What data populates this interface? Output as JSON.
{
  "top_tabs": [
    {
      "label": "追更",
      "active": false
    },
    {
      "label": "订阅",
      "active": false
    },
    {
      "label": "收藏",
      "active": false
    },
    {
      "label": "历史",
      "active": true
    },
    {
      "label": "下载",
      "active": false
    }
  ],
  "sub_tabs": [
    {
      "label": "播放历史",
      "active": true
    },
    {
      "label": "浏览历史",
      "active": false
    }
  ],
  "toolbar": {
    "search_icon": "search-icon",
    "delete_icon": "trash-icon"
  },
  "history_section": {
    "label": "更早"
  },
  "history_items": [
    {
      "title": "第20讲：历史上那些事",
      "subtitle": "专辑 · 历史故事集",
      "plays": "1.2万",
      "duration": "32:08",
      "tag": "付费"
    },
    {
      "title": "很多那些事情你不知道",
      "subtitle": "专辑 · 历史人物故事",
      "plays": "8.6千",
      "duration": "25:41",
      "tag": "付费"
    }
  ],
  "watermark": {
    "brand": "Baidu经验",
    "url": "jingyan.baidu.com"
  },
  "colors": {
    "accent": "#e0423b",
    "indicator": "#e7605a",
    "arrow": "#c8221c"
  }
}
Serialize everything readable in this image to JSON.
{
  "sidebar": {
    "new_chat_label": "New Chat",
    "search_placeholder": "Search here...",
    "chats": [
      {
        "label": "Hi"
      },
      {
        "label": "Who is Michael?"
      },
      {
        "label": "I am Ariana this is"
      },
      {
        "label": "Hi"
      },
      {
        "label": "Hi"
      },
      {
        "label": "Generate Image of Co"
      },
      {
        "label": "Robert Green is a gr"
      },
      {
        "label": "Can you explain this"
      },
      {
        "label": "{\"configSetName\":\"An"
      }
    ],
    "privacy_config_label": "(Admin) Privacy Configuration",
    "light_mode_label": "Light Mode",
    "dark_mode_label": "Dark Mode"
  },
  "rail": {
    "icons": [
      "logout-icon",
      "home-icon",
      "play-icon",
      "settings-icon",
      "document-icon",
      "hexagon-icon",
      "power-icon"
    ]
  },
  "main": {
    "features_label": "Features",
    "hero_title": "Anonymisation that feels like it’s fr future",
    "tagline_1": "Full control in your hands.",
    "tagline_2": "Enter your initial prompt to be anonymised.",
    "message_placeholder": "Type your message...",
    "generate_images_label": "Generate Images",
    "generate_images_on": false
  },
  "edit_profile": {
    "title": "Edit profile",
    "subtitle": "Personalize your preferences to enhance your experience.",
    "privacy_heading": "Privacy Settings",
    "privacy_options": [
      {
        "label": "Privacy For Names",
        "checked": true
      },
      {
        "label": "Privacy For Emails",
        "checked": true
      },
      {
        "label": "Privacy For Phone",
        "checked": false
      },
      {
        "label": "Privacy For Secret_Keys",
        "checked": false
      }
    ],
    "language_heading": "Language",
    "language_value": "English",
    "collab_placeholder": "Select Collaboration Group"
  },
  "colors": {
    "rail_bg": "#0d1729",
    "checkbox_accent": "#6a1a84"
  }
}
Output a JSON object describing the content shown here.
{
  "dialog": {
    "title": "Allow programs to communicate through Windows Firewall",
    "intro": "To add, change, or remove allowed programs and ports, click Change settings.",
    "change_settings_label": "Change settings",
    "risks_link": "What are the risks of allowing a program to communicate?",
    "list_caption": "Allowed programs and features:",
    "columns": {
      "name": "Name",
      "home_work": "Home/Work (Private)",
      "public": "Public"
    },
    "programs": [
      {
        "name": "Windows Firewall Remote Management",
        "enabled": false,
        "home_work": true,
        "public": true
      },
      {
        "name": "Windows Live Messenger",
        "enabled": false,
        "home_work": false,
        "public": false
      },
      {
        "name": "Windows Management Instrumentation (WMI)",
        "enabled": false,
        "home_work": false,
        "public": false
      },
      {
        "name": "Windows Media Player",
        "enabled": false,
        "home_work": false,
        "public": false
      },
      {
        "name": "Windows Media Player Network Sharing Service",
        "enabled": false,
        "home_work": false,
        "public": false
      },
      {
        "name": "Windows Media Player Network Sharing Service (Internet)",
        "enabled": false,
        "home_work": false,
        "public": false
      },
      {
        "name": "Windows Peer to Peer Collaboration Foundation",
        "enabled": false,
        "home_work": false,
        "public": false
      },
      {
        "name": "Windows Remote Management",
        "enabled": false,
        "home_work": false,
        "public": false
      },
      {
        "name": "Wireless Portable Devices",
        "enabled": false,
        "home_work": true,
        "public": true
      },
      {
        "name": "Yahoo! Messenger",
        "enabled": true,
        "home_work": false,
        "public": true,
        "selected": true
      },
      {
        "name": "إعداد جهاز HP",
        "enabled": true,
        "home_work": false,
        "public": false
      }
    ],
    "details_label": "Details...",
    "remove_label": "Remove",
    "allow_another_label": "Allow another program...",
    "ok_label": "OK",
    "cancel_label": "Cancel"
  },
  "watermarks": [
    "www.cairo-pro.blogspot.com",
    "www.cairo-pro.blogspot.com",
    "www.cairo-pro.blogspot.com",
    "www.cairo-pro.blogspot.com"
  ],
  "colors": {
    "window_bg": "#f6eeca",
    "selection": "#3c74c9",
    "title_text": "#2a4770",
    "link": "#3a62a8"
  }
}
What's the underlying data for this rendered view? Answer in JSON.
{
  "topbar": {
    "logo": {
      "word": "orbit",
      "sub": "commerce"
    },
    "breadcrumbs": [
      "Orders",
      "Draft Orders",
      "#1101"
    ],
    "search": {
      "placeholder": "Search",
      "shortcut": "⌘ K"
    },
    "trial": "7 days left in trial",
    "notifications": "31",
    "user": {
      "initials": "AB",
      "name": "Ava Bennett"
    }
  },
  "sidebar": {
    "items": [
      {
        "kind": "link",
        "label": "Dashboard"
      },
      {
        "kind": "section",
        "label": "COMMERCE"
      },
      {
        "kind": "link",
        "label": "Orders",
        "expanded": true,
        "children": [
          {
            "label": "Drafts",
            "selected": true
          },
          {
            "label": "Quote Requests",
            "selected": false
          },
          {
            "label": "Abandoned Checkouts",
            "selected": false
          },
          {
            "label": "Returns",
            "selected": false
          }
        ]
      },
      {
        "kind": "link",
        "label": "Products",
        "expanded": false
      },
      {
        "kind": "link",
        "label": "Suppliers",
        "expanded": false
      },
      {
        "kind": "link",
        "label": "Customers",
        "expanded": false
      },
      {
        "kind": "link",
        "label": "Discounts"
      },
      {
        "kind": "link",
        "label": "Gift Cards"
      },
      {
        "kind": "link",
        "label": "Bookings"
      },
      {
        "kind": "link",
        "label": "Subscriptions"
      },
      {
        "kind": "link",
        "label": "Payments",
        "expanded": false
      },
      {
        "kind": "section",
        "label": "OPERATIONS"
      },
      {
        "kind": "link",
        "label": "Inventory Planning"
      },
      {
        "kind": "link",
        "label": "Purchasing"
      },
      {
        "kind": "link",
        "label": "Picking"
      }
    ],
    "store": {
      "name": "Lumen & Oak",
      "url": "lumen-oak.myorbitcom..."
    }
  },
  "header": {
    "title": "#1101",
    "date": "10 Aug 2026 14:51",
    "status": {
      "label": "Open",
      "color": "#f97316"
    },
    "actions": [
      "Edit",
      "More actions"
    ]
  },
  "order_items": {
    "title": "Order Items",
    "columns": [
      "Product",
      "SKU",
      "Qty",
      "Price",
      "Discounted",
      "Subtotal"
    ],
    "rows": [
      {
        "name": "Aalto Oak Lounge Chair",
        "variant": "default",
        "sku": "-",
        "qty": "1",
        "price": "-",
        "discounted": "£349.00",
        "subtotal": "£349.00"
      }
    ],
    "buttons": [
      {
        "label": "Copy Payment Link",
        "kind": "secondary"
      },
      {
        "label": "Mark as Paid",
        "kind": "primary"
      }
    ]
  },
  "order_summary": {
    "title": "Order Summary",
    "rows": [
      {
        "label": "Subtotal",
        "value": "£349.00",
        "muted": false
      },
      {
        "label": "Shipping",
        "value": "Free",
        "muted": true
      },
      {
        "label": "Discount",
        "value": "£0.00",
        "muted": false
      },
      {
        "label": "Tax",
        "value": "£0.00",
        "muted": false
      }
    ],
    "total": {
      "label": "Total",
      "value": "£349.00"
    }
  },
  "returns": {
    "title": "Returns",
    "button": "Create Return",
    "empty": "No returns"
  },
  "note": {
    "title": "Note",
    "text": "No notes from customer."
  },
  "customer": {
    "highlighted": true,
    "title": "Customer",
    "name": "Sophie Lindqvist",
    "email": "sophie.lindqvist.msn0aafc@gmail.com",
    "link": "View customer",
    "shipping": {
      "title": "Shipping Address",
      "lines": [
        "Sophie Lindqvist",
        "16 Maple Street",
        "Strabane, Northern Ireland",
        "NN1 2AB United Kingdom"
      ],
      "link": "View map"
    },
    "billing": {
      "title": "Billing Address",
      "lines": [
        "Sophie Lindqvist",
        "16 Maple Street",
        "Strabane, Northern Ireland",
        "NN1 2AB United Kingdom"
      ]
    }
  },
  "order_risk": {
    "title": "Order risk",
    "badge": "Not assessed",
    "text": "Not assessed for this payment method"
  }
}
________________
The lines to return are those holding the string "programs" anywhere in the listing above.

    "title": "Allow programs to communicate through Windows Firewall",
    "intro": "To add, change, or remove allowed programs and ports, click Change settings.",
    "list_caption": "Allowed programs and features:",
    "programs": [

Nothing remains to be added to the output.